Morning, Wednesday, 20th November 2019
THIS EVENT IS CPD CERTIFIED
With increasing focus from consumers and policymakers on sustainability in fashion, this conference will examine industry responsibilities and practices - and options for policy and regulatory reform.
- Caroline Rush, Chief Executive, British Fashion Council - on priorities for the fashion industry in ensuring sustainability and reducing social and environmental impact;
- Dr Lisa Cameron MP, Chair, All-Party Parliamentary Group on Textiles and Fashion will discuss the priorities going forward for ensuring the future growth of UK fashion with increased sustainability; and
- Professor Dilys Williams, Director, Centre for Sustainable Fashion and Professor, Fashion Design for Sustainability, London College of Fashion who will give her views on embedding sustainability into fashion education, business and research.
- The view from Parliament: how to ensure the future growth of UK fashion and increased sustainability;
- Embedding sustainability into fashion education, business and research;
- How the fashion industry can reduce its environmental impact and move towards a circular economy;
- Creating supply chain transparency and traceability within the industry to ensure better social responsibility; and
- Improving factory working conditions and combating modern slavery.
The policy focus on sustainability in fashion
It comes with recommendations from the Environmental Audit Committee’s inquiry into the sustainability of the fashion industry being rejected by the UK Government amidst concern from some that it did not go far enough.
The Committee had called for:
- banning incinerating or landfilling unsold stock;
- a one penny tax on producers per garment and a reduction in VAT on repair services; and
- government to publish a publicly accessible list of retailers required to release a modern slavery statement.
Reducing waste and the environmental impact
Delegates will discuss what steps need to be taken across the industry to reduce waste and move towards the target, now being backed in legislation, of net-zero emissions by 2050, along with what support and leadership is required from government to support the industry in reaching this target.

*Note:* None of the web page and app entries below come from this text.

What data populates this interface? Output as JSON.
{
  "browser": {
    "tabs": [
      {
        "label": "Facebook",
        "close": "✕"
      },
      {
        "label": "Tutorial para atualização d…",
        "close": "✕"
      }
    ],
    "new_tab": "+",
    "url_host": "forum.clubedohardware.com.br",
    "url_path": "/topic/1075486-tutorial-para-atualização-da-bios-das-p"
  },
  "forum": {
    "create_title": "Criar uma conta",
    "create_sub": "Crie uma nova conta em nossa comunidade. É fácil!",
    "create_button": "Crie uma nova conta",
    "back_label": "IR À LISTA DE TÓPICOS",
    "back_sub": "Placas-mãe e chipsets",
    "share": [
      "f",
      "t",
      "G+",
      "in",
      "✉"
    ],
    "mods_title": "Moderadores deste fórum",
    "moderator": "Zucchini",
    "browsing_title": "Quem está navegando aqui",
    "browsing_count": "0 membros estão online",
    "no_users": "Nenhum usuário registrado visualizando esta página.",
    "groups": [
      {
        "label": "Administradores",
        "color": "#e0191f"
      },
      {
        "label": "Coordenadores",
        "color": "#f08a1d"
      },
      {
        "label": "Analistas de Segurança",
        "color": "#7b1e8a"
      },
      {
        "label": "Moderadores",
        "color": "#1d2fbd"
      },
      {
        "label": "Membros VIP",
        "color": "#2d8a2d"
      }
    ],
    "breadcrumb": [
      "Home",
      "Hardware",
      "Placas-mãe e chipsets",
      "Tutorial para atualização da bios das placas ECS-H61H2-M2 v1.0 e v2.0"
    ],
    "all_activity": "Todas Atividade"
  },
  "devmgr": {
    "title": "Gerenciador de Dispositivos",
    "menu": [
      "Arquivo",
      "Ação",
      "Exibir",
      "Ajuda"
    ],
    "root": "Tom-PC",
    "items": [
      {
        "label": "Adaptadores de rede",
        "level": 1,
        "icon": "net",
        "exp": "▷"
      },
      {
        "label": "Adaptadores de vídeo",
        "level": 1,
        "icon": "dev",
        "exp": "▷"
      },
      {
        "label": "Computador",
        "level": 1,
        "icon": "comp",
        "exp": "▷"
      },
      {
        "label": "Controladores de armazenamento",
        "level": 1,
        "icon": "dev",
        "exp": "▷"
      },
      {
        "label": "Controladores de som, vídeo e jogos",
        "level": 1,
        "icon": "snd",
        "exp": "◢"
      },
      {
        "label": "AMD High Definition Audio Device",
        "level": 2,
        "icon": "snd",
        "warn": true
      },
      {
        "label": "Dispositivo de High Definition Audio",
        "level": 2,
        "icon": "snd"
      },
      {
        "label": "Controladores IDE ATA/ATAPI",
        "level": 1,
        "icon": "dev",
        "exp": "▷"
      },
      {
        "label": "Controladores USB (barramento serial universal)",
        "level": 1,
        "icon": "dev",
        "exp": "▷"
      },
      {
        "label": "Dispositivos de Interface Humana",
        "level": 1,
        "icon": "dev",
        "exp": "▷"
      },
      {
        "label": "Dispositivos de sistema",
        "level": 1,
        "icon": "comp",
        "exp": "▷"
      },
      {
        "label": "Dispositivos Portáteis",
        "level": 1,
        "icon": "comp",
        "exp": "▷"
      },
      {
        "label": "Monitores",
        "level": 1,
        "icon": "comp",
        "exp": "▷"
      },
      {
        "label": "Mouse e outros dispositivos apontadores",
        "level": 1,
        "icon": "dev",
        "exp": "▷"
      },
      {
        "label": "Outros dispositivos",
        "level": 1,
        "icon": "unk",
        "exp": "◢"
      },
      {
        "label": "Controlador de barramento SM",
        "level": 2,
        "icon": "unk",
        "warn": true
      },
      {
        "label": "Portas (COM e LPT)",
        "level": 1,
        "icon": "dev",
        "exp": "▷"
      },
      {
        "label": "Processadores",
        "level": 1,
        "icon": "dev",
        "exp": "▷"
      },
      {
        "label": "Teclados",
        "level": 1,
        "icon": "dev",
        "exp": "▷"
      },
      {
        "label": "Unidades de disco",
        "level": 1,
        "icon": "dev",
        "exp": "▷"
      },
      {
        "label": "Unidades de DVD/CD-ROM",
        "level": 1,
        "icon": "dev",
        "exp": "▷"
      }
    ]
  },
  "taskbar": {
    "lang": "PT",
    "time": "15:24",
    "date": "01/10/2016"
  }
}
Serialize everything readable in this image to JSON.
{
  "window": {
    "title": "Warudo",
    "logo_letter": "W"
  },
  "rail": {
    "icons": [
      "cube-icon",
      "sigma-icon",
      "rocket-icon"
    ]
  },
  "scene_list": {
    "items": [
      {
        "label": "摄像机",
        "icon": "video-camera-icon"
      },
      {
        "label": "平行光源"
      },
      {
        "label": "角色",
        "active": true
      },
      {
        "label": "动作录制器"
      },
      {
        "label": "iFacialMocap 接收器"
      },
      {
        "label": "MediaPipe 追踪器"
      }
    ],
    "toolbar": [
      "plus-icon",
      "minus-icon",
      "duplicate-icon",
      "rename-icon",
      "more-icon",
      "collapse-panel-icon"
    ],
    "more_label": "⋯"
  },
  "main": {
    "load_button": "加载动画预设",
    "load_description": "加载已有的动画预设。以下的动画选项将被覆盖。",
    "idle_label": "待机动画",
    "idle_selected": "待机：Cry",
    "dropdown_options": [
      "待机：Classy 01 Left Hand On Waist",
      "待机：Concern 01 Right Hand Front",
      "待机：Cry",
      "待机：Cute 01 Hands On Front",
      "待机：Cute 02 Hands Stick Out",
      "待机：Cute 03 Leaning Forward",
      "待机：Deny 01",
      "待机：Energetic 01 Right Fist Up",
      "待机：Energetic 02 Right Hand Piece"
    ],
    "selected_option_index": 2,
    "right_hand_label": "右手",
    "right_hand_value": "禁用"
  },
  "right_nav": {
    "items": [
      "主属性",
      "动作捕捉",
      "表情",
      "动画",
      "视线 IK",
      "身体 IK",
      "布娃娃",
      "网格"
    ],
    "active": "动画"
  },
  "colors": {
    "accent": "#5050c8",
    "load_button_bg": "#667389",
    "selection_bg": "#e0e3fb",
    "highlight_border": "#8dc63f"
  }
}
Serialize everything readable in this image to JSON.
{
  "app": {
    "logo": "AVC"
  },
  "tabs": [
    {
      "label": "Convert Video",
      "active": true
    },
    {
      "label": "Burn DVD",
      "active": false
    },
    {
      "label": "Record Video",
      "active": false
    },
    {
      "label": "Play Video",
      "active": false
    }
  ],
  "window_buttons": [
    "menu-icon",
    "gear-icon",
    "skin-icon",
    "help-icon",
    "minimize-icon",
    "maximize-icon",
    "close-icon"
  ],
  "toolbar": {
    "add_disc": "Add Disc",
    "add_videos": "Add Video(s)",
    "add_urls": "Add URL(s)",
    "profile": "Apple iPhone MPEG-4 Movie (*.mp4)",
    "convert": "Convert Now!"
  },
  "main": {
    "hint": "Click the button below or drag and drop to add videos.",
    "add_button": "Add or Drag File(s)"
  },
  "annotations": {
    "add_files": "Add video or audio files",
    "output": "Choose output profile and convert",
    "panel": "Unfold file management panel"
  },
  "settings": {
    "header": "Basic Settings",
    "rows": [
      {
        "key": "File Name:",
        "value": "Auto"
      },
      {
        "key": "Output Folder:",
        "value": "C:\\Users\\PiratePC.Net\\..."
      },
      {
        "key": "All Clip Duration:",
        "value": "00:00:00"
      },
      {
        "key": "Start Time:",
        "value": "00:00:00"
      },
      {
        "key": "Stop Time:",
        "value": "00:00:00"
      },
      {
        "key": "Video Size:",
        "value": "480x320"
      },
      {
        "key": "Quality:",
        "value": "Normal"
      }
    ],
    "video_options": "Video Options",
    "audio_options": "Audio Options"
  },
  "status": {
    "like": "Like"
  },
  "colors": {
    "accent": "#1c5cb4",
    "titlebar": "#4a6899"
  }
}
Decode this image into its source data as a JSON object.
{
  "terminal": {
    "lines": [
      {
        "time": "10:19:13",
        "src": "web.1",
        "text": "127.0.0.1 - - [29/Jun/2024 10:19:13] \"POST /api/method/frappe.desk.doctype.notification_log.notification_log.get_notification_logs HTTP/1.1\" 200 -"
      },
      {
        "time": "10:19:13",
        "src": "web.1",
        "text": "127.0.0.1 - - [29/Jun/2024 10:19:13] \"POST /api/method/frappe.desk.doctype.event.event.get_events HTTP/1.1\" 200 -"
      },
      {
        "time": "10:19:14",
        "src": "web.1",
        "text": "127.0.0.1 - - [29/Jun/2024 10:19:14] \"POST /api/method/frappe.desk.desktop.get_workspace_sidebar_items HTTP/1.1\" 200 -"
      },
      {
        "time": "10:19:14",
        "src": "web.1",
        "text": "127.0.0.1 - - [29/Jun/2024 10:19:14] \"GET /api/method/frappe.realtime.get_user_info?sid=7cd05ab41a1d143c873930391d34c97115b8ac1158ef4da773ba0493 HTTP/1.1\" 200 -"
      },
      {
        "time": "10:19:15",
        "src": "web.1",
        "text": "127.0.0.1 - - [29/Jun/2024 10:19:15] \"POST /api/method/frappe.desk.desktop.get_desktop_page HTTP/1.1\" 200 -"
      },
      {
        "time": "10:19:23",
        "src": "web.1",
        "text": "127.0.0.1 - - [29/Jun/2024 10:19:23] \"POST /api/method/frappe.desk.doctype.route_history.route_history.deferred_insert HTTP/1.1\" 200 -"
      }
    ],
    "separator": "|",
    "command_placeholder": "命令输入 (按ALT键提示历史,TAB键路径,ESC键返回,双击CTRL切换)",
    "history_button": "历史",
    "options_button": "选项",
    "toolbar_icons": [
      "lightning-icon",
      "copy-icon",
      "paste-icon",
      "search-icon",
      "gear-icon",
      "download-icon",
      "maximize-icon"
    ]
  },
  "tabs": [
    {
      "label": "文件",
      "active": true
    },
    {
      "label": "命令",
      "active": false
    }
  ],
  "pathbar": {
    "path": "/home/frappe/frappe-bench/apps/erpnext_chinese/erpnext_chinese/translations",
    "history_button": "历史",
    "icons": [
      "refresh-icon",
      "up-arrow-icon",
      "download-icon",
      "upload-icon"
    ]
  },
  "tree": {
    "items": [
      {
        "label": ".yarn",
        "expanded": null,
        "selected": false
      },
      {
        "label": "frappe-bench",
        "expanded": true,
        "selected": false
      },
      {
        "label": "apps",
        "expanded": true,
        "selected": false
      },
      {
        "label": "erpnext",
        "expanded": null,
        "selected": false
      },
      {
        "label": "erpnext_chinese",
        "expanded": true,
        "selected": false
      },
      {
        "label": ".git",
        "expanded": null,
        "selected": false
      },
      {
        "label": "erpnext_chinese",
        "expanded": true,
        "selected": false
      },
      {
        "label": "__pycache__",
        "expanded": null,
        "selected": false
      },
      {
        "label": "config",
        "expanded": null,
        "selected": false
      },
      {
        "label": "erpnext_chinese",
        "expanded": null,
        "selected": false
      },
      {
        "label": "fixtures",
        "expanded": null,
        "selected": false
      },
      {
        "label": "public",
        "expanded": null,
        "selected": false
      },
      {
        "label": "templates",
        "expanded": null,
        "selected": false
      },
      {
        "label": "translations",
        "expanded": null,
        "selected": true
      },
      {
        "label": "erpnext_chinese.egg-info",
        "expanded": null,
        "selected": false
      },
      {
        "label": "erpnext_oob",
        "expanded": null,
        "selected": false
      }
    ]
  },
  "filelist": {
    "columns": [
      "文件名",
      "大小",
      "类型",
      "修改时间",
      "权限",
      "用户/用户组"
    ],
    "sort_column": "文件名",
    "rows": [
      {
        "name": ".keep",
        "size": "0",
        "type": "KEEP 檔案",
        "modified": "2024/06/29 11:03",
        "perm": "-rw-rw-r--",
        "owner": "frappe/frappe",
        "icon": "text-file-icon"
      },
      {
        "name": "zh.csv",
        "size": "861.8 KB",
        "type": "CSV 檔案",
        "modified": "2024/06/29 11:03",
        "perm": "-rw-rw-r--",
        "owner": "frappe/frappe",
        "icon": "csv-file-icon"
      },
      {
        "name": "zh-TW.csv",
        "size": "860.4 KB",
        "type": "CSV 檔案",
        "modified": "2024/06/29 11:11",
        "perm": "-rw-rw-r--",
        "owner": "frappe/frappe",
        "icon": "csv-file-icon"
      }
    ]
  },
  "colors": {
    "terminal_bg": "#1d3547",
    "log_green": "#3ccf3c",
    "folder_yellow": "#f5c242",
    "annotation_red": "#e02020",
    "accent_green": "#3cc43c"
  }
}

With the fashion industry facing challenges outside their control such as emissions created in their global supply chains, the agenda will include discussion on how fashion businesses can work with manufacturers to become more efficient.
It comes with companies such as Nike, H&M Group and Adidas signing the UN Fashion Industry Charter for Climate Action and organisations such as the Ellen MacArthur Foundation calling for a move towards circular fashion.
With the current trend for ‘fast fashion’, sessions will look at how the industry can continue to keep costs down and achieve growth whilst at the same time introducing:
- manufacturing models which reduce the impact on the environment; and
- business models that enable consumers to buy less, buy better quality and recycle.
There will be a case study insight into the moves that H&M are taking to become more ‘climate positive’ and reduce waste, from Giorgina Waltier, Sustainability Manager, UK & Ireland, H&M.
Ensuring supply chain traceability and transparency
The focus on speed and cost reductions in the fashion industry has created significant challenges to successfully implementing strategies that are both competitive and socially responsible.
As consumers start to question ‘who made my clothes?’, delegates will discuss what needs to be done to improve ethical standards and protect brand reputation throughout the supply chain - including approaches such as building closer relationships with fewer suppliers, widening the sharing of information, and integrating pre-production activities such as product design.
Improving working conditions
Following the Rana Plaza disaster and with the fashion industry being listed in the Global Slavery Index as one of the five key industries implicated in modern slavery, delegates will discuss the steps that can be taken by brands to improve working conditions in factories across the globe - in particular how collaboration between buyers, factories and workers can encourage decisions that will improve conditions and create lasting change.